Supplied material.
* * * * * * * * *

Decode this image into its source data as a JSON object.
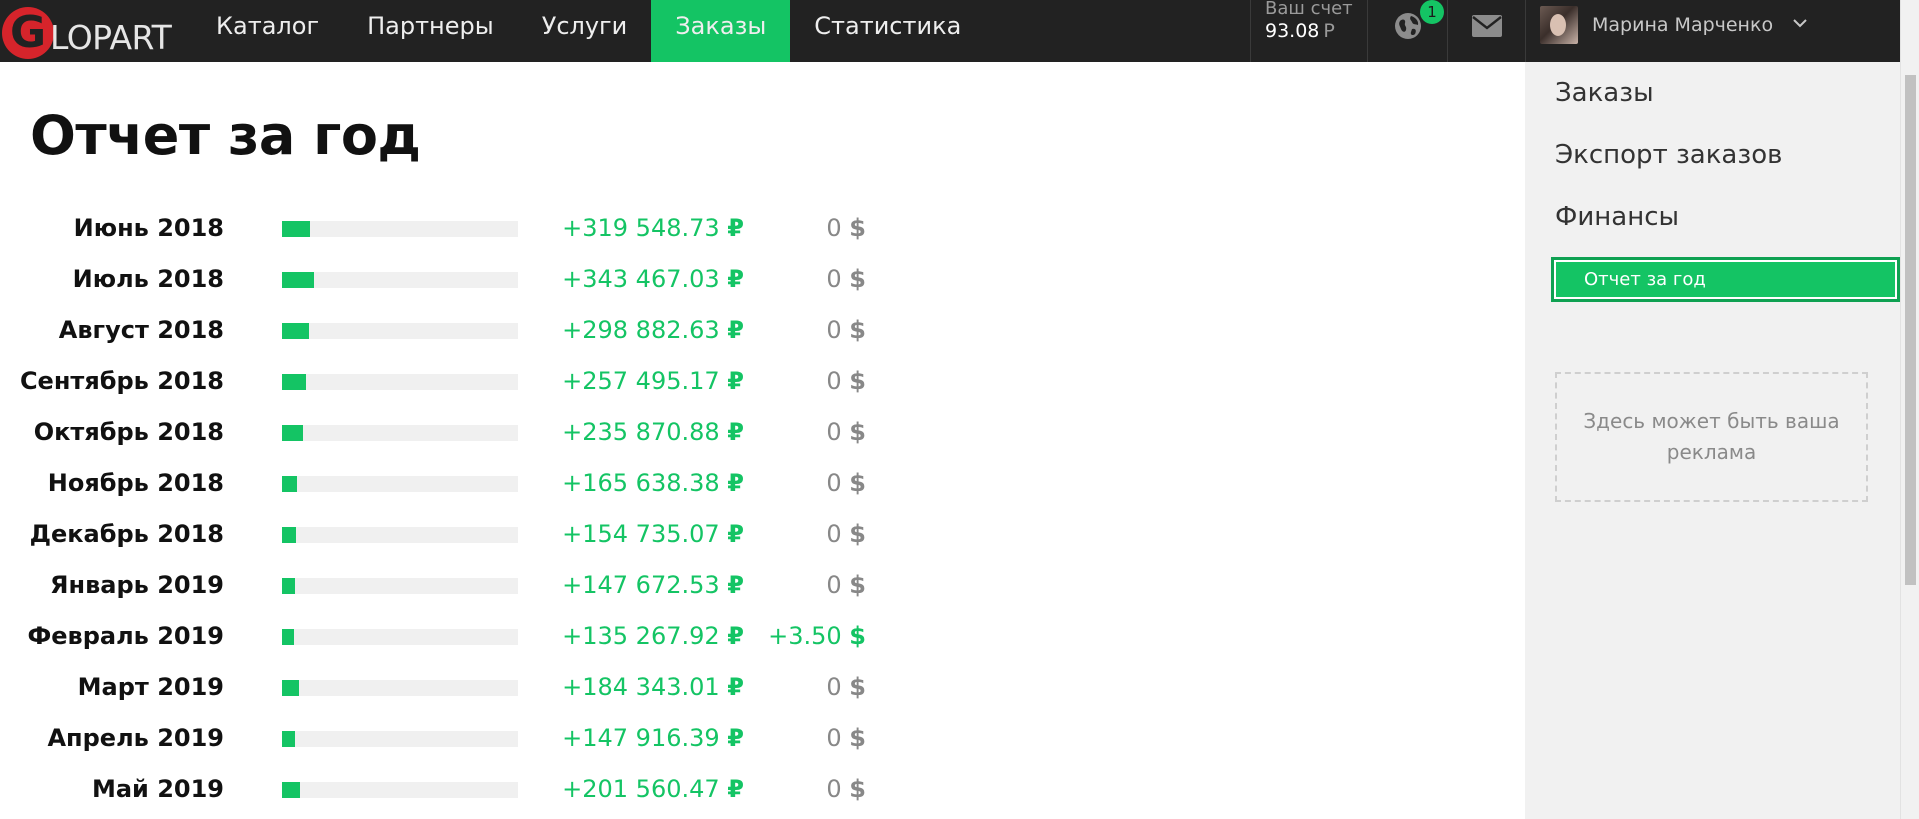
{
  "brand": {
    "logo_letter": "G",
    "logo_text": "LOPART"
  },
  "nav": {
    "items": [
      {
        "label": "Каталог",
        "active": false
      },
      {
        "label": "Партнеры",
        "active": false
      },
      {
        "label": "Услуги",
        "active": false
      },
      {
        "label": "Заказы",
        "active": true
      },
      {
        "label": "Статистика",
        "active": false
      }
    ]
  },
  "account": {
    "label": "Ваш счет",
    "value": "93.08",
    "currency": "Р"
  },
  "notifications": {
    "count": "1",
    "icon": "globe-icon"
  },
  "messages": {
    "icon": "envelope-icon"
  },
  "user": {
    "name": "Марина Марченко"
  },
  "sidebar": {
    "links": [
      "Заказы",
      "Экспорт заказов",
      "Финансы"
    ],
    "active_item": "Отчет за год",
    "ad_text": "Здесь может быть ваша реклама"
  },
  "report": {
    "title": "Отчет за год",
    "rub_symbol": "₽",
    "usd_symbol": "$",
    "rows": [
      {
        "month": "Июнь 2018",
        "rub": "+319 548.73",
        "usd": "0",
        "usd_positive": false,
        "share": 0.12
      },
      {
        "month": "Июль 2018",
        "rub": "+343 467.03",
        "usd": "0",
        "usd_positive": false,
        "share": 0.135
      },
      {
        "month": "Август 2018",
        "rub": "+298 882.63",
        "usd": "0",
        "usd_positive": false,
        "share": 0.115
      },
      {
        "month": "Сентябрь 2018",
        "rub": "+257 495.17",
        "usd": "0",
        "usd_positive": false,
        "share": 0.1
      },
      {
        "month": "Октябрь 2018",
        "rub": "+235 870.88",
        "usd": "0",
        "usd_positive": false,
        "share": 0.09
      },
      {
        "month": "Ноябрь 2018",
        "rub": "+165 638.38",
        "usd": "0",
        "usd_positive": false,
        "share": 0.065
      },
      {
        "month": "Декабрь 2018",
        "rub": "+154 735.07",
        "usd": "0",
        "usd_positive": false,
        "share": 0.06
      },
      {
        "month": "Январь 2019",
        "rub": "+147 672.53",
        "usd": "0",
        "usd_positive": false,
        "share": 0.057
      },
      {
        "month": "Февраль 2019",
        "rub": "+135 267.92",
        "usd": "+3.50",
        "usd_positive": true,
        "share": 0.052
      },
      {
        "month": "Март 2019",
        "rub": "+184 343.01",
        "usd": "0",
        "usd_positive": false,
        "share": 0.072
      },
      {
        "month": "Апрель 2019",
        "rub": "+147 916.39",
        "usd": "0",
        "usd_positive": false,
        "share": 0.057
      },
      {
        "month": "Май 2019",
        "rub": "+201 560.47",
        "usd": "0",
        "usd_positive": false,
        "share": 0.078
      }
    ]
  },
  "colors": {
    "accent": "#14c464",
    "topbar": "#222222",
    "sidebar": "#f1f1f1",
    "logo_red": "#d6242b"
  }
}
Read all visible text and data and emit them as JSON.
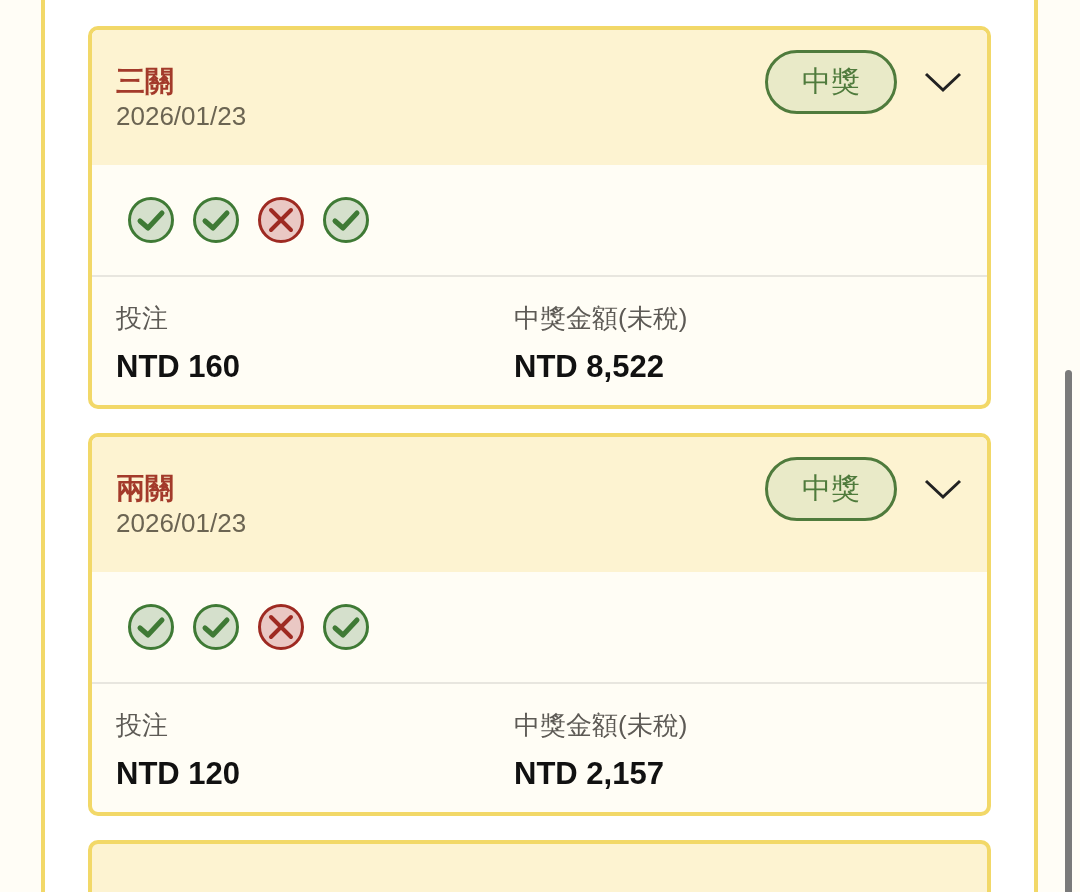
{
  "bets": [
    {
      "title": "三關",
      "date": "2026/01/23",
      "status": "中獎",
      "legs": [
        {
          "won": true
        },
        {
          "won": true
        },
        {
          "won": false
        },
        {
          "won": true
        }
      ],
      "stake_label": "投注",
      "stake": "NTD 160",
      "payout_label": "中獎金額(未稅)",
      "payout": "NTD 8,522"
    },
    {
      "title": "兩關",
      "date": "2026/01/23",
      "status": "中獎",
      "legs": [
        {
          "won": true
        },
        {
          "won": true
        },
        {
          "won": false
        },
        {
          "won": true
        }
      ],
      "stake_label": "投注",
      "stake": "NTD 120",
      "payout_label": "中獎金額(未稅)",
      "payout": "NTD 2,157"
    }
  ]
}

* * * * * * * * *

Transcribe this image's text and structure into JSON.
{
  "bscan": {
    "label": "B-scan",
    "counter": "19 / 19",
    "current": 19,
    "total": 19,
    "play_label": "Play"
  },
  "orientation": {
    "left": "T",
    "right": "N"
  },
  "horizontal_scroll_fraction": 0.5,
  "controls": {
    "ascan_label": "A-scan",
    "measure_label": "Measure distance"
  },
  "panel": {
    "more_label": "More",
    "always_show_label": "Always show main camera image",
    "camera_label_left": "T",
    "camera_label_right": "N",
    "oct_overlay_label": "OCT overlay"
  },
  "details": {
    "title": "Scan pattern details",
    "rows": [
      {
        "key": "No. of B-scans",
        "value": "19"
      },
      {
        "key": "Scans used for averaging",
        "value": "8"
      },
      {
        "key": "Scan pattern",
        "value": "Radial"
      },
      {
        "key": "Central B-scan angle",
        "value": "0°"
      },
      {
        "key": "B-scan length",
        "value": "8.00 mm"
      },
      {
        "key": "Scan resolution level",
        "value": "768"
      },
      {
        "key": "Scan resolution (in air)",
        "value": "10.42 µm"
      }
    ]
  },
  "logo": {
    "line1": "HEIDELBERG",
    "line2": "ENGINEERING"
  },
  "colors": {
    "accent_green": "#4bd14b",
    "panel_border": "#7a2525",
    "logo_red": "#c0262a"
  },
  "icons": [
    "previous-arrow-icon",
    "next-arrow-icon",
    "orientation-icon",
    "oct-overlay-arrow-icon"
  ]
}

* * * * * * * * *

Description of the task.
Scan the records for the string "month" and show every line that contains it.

Written reply.
        "month": "Июнь 2018",
        "month": "Июль 2018",
        "month": "Август 2018",
        "month": "Сентябрь 2018",
        "month": "Октябрь 2018",
        "month": "Ноябрь 2018",
        "month": "Декабрь 2018",
        "month": "Январь 2019",
        "month": "Февраль 2019",
        "month": "Март 2019",
        "month": "Апрель 2019",
        "month": "Май 2019",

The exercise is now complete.